- Exercise goal
Retype each line of the listing below, word for word.

- Data for this exercise
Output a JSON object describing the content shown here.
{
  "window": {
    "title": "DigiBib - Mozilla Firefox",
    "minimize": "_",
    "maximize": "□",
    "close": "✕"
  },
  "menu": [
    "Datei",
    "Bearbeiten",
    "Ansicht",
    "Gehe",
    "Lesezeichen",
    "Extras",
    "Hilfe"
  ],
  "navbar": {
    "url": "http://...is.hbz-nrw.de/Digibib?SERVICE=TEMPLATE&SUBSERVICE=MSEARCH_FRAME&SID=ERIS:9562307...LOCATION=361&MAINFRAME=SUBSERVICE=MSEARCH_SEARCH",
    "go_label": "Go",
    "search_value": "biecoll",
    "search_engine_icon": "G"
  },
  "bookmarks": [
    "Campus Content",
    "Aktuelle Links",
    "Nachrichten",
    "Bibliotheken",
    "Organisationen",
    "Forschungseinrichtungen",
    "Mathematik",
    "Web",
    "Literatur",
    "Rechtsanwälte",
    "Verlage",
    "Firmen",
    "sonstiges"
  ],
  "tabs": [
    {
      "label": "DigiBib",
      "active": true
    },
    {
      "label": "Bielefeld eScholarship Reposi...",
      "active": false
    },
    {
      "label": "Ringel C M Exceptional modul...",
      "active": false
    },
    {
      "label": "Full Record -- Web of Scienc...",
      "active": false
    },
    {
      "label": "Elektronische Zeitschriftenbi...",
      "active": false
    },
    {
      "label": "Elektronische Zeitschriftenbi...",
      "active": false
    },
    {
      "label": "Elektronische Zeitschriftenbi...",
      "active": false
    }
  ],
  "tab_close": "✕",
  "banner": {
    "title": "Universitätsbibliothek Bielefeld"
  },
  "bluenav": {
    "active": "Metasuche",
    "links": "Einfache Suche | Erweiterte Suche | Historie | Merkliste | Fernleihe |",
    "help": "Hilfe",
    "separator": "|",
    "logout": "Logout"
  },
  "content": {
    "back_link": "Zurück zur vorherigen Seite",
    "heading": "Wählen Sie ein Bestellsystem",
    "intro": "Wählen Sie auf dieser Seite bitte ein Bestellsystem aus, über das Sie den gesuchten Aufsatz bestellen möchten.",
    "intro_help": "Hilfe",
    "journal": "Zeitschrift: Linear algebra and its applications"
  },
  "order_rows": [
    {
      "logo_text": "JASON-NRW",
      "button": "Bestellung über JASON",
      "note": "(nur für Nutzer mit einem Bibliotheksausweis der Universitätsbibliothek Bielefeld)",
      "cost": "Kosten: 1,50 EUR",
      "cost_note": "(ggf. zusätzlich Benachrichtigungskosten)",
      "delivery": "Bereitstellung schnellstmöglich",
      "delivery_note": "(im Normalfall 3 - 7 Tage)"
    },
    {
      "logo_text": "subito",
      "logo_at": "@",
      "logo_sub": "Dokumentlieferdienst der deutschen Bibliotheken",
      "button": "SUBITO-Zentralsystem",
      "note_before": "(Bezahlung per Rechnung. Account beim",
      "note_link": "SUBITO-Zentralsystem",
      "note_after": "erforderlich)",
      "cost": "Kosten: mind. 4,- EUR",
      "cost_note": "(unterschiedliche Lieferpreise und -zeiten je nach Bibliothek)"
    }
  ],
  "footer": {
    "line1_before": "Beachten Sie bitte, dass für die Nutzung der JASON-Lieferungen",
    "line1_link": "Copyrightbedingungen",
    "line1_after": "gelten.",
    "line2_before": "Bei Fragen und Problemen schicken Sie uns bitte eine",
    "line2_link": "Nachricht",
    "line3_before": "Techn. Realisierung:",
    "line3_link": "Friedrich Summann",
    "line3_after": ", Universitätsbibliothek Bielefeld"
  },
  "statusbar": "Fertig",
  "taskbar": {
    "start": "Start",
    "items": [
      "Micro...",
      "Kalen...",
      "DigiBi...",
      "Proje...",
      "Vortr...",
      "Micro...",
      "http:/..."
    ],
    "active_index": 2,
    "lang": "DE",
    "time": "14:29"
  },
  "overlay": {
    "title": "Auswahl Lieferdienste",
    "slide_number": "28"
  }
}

- Completed exercise
Output a JSON object describing the content shown here.
{
  "window": {
    "title": "DigiBib - Mozilla Firefox",
    "minimize": "_",
    "maximize": "□",
    "close": "✕"
  },
  "menu": [
    "Datei",
    "Bearbeiten",
    "Ansicht",
    "Gehe",
    "Lesezeichen",
    "Extras",
    "Hilfe"
  ],
  "navbar": {
    "url": "http://...is.hbz-nrw.de/Digibib?SERVICE=TEMPLATE&SUBSERVICE=MSEARCH_FRAME&SID=ERIS:9562307...LOCATION=361&MAINFRAME=SUBSERVICE=MSEARCH_SEARCH",
    "go_label": "Go",
    "search_value": "biecoll",
    "search_engine_icon": "G"
  },
  "bookmarks": [
    "Campus Content",
    "Aktuelle Links",
    "Nachrichten",
    "Bibliotheken",
    "Organisationen",
    "Forschungseinrichtungen",
    "Mathematik",
    "Web",
    "Literatur",
    "Rechtsanwälte",
    "Verlage",
    "Firmen",
    "sonstiges"
  ],
  "tabs": [
    {
      "label": "DigiBib",
      "active": true
    },
    {
      "label": "Bielefeld eScholarship Reposi...",
      "active": false
    },
    {
      "label": "Ringel C M Exceptional modul...",
      "active": false
    },
    {
      "label": "Full Record -- Web of Scienc...",
      "active": false
    },
    {
      "label": "Elektronische Zeitschriftenbi...",
      "active": false
    },
    {
      "label": "Elektronische Zeitschriftenbi...",
      "active": false
    },
    {
      "label": "Elektronische Zeitschriftenbi...",
      "active": false
    }
  ],
  "tab_close": "✕",
  "banner": {
    "title": "Universitätsbibliothek Bielefeld"
  },
  "bluenav": {
    "active": "Metasuche",
    "links": "Einfache Suche | Erweiterte Suche | Historie | Merkliste | Fernleihe |",
    "help": "Hilfe",
    "separator": "|",
    "logout": "Logout"
  },
  "content": {
    "back_link": "Zurück zur vorherigen Seite",
    "heading": "Wählen Sie ein Bestellsystem",
    "intro": "Wählen Sie auf dieser Seite bitte ein Bestellsystem aus, über das Sie den gesuchten Aufsatz bestellen möchten.",
    "intro_help": "Hilfe",
    "journal": "Zeitschrift: Linear algebra and its applications"
  },
  "order_rows": [
    {
      "logo_text": "JASON-NRW",
      "button": "Bestellung über JASON",
      "note": "(nur für Nutzer mit einem Bibliotheksausweis der Universitätsbibliothek Bielefeld)",
      "cost": "Kosten: 1,50 EUR",
      "cost_note": "(ggf. zusätzlich Benachrichtigungskosten)",
      "delivery": "Bereitstellung schnellstmöglich",
      "delivery_note": "(im Normalfall 3 - 7 Tage)"
    },
    {
      "logo_text": "subito",
      "logo_at": "@",
      "logo_sub": "Dokumentlieferdienst der deutschen Bibliotheken",
      "button": "SUBITO-Zentralsystem",
      "note_before": "(Bezahlung per Rechnung. Account beim",
      "note_link": "SUBITO-Zentralsystem",
      "note_after": "erforderlich)",
      "cost": "Kosten: mind. 4,- EUR",
      "cost_note": "(unterschiedliche Lieferpreise und -zeiten je nach Bibliothek)"
    }
  ],
  "footer": {
    "line1_before": "Beachten Sie bitte, dass für die Nutzung der JASON-Lieferungen",
    "line1_link": "Copyrightbedingungen",
    "line1_after": "gelten.",
    "line2_before": "Bei Fragen und Problemen schicken Sie uns bitte eine",
    "line2_link": "Nachricht",
    "line3_before": "Techn. Realisierung:",
    "line3_link": "Friedrich Summann",
    "line3_after": ", Universitätsbibliothek Bielefeld"
  },
  "statusbar": "Fertig",
  "taskbar": {
    "start": "Start",
    "items": [
      "Micro...",
      "Kalen...",
      "DigiBi...",
      "Proje...",
      "Vortr...",
      "Micro...",
      "http:/..."
    ],
    "active_index": 2,
    "lang": "DE",
    "time": "14:29"
  },
  "overlay": {
    "title": "Auswahl Lieferdienste",
    "slide_number": "28"
  }
}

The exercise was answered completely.